## WORK ORDER
Please copy out every line in the records below that includes the word "договора".

## DATA EXCERPTS
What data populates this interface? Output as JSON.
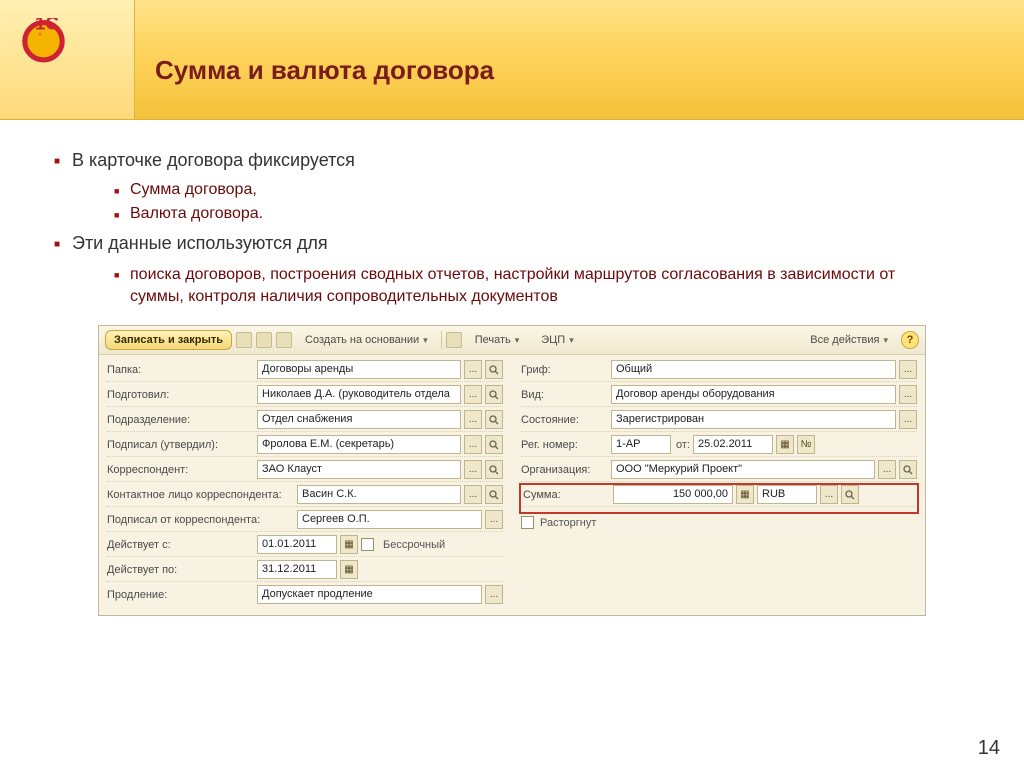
{
  "slide": {
    "title": "Сумма и валюта договора",
    "page_number": "14"
  },
  "bullets": {
    "b1_0": "В карточке договора фиксируется",
    "b2_0": "Сумма договора,",
    "b2_1": "Валюта договора.",
    "b1_1": "Эти данные используются для",
    "b2_2": "поиска договоров, построения сводных отчетов, настройки маршрутов согласования в зависимости от суммы, контроля наличия сопроводительных документов"
  },
  "toolbar": {
    "save_close": "Записать и закрыть",
    "create_on_basis": "Создать на основании",
    "print": "Печать",
    "ecp": "ЭЦП",
    "all_actions": "Все действия"
  },
  "left": {
    "folder_lbl": "Папка:",
    "folder_val": "Договоры аренды",
    "prepared_lbl": "Подготовил:",
    "prepared_val": "Николаев Д.А. (руководитель отдела",
    "dept_lbl": "Подразделение:",
    "dept_val": "Отдел снабжения",
    "approved_lbl": "Подписал (утвердил):",
    "approved_val": "Фролова Е.М. (секретарь)",
    "corr_lbl": "Корреспондент:",
    "corr_val": "ЗАО Клауст",
    "contact_lbl": "Контактное лицо корреспондента:",
    "contact_val": "Васин С.К.",
    "signed_lbl": "Подписал от корреспондента:",
    "signed_val": "Сергеев О.П.",
    "from_lbl": "Действует с:",
    "from_val": "01.01.2011",
    "perpetual": "Бессрочный",
    "to_lbl": "Действует по:",
    "to_val": "31.12.2011",
    "prolong_lbl": "Продление:",
    "prolong_val": "Допускает продление"
  },
  "right": {
    "grif_lbl": "Гриф:",
    "grif_val": "Общий",
    "kind_lbl": "Вид:",
    "kind_val": "Договор аренды оборудования",
    "state_lbl": "Состояние:",
    "state_val": "Зарегистрирован",
    "regno_lbl": "Рег. номер:",
    "regno_val": "1-АР",
    "from_lbl": "от:",
    "regdate": "25.02.2011",
    "num_btn": "№",
    "org_lbl": "Организация:",
    "org_val": "ООО \"Меркурий Проект\"",
    "sum_lbl": "Сумма:",
    "sum_val": "150 000,00",
    "currency": "RUB",
    "terminated": "Расторгнут"
  }
}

## EXERCISE RESPONSE
    "title": "Сумма и валюта договора",
    "b1_0": "В карточке договора фиксируется",
    "b2_0": "Сумма договора,",
    "b2_1": "Валюта договора.",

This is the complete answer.